- _Exercise objective_
Report the count, and only the count, of lines in the records that include the word "System".

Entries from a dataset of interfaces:
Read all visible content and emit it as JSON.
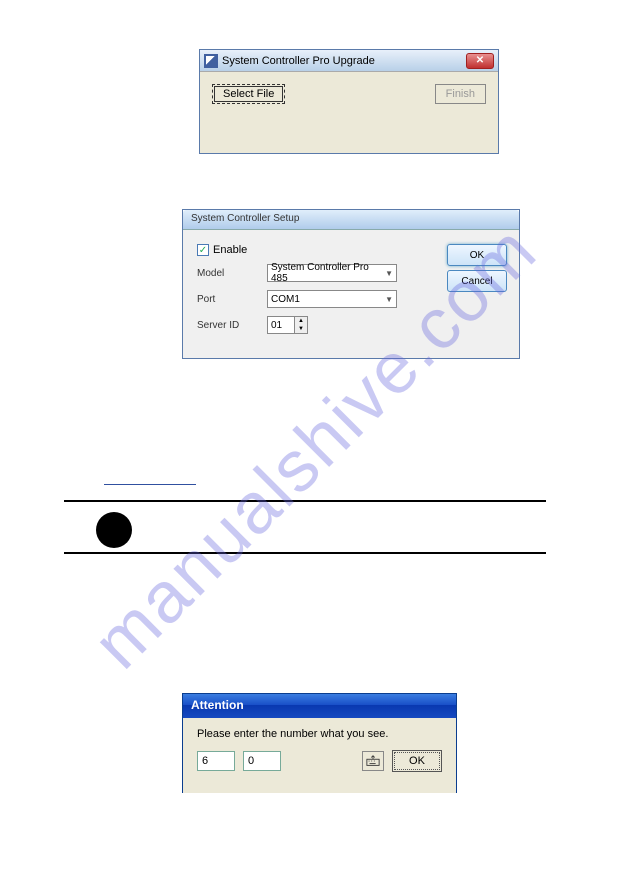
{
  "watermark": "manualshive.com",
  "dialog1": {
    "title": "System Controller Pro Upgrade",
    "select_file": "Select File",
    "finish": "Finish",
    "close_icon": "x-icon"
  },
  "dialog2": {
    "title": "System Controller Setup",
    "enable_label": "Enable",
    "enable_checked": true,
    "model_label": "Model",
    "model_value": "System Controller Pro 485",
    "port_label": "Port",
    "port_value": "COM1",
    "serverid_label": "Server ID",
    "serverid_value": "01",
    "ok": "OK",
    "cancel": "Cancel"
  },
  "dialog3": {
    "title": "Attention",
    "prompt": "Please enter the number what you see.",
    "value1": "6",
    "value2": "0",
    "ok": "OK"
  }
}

- _Expected output_
3